▶ _Work order_
Restate each entry exactly, without pictures.

(Collected data entries)

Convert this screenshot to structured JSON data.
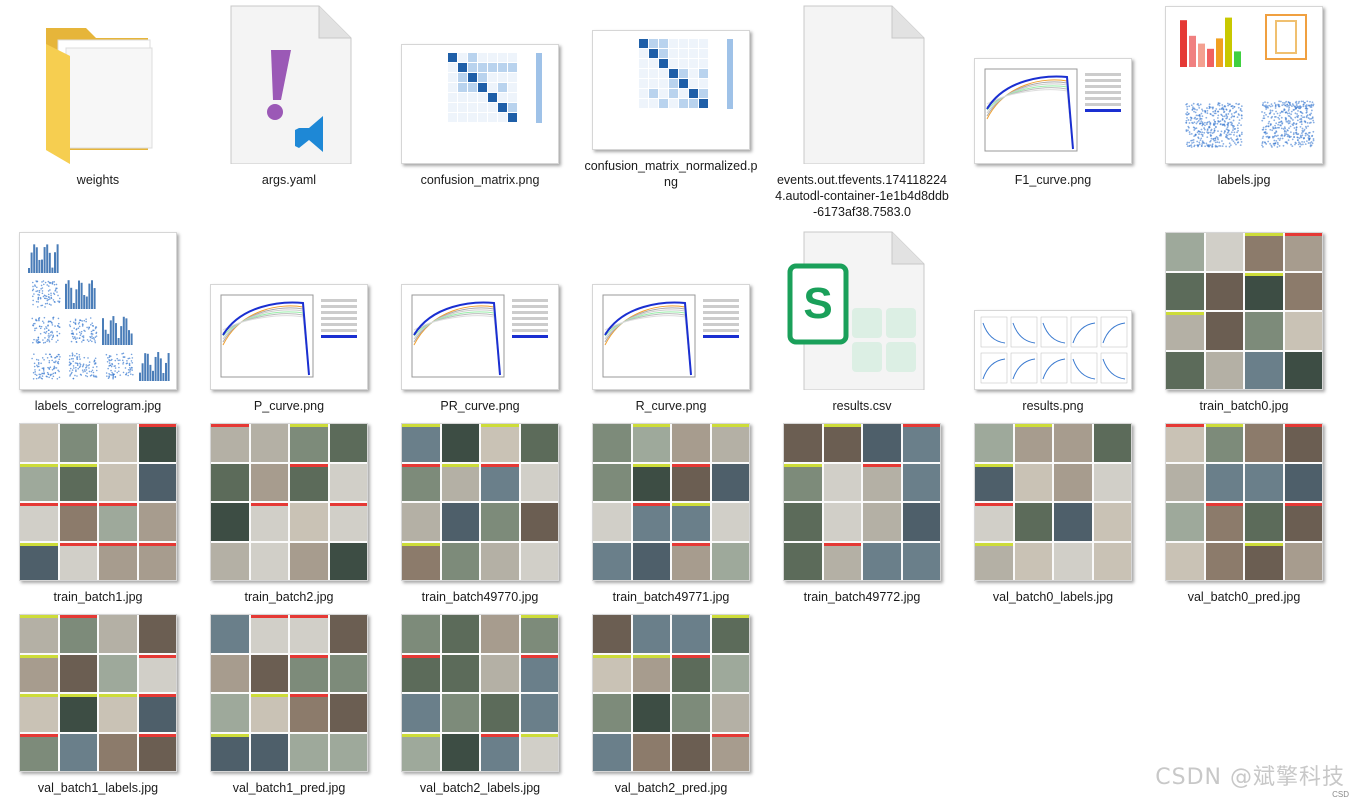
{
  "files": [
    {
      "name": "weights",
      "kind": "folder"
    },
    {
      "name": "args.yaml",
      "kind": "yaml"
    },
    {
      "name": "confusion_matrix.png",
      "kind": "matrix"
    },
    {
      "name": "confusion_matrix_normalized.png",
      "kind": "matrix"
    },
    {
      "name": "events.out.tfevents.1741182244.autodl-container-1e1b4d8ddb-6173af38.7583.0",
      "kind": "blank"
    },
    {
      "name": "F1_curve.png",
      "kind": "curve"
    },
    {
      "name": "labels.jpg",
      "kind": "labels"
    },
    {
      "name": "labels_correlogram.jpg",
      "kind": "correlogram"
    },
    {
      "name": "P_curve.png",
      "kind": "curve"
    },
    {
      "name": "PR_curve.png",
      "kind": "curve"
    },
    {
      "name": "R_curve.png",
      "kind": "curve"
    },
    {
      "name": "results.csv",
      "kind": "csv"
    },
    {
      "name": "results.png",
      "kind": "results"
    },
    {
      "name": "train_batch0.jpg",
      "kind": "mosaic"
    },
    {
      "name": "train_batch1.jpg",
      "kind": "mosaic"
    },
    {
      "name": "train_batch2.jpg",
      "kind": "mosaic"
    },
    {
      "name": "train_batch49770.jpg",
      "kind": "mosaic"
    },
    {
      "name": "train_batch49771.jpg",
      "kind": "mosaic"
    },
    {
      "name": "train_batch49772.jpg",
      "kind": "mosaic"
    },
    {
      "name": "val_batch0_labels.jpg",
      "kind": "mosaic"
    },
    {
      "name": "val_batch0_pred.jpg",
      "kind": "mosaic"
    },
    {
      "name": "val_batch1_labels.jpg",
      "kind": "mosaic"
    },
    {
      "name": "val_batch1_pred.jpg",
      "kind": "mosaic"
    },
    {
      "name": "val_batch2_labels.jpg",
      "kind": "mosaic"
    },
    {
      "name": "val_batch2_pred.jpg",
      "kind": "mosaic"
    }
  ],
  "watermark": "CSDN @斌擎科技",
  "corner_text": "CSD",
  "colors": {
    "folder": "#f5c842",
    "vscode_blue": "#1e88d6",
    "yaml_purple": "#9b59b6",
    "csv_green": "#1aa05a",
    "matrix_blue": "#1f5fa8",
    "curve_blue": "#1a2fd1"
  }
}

▶ _Worked solution_
Convert this screenshot to structured JSON data.
{
  "files": [
    {
      "name": "weights",
      "kind": "folder"
    },
    {
      "name": "args.yaml",
      "kind": "yaml"
    },
    {
      "name": "confusion_matrix.png",
      "kind": "matrix"
    },
    {
      "name": "confusion_matrix_normalized.png",
      "kind": "matrix"
    },
    {
      "name": "events.out.tfevents.1741182244.autodl-container-1e1b4d8ddb-6173af38.7583.0",
      "kind": "blank"
    },
    {
      "name": "F1_curve.png",
      "kind": "curve"
    },
    {
      "name": "labels.jpg",
      "kind": "labels"
    },
    {
      "name": "labels_correlogram.jpg",
      "kind": "correlogram"
    },
    {
      "name": "P_curve.png",
      "kind": "curve"
    },
    {
      "name": "PR_curve.png",
      "kind": "curve"
    },
    {
      "name": "R_curve.png",
      "kind": "curve"
    },
    {
      "name": "results.csv",
      "kind": "csv"
    },
    {
      "name": "results.png",
      "kind": "results"
    },
    {
      "name": "train_batch0.jpg",
      "kind": "mosaic"
    },
    {
      "name": "train_batch1.jpg",
      "kind": "mosaic"
    },
    {
      "name": "train_batch2.jpg",
      "kind": "mosaic"
    },
    {
      "name": "train_batch49770.jpg",
      "kind": "mosaic"
    },
    {
      "name": "train_batch49771.jpg",
      "kind": "mosaic"
    },
    {
      "name": "train_batch49772.jpg",
      "kind": "mosaic"
    },
    {
      "name": "val_batch0_labels.jpg",
      "kind": "mosaic"
    },
    {
      "name": "val_batch0_pred.jpg",
      "kind": "mosaic"
    },
    {
      "name": "val_batch1_labels.jpg",
      "kind": "mosaic"
    },
    {
      "name": "val_batch1_pred.jpg",
      "kind": "mosaic"
    },
    {
      "name": "val_batch2_labels.jpg",
      "kind": "mosaic"
    },
    {
      "name": "val_batch2_pred.jpg",
      "kind": "mosaic"
    }
  ],
  "watermark": "CSDN @斌擎科技",
  "corner_text": "CSD",
  "colors": {
    "folder": "#f5c842",
    "vscode_blue": "#1e88d6",
    "yaml_purple": "#9b59b6",
    "csv_green": "#1aa05a",
    "matrix_blue": "#1f5fa8",
    "curve_blue": "#1a2fd1"
  }
}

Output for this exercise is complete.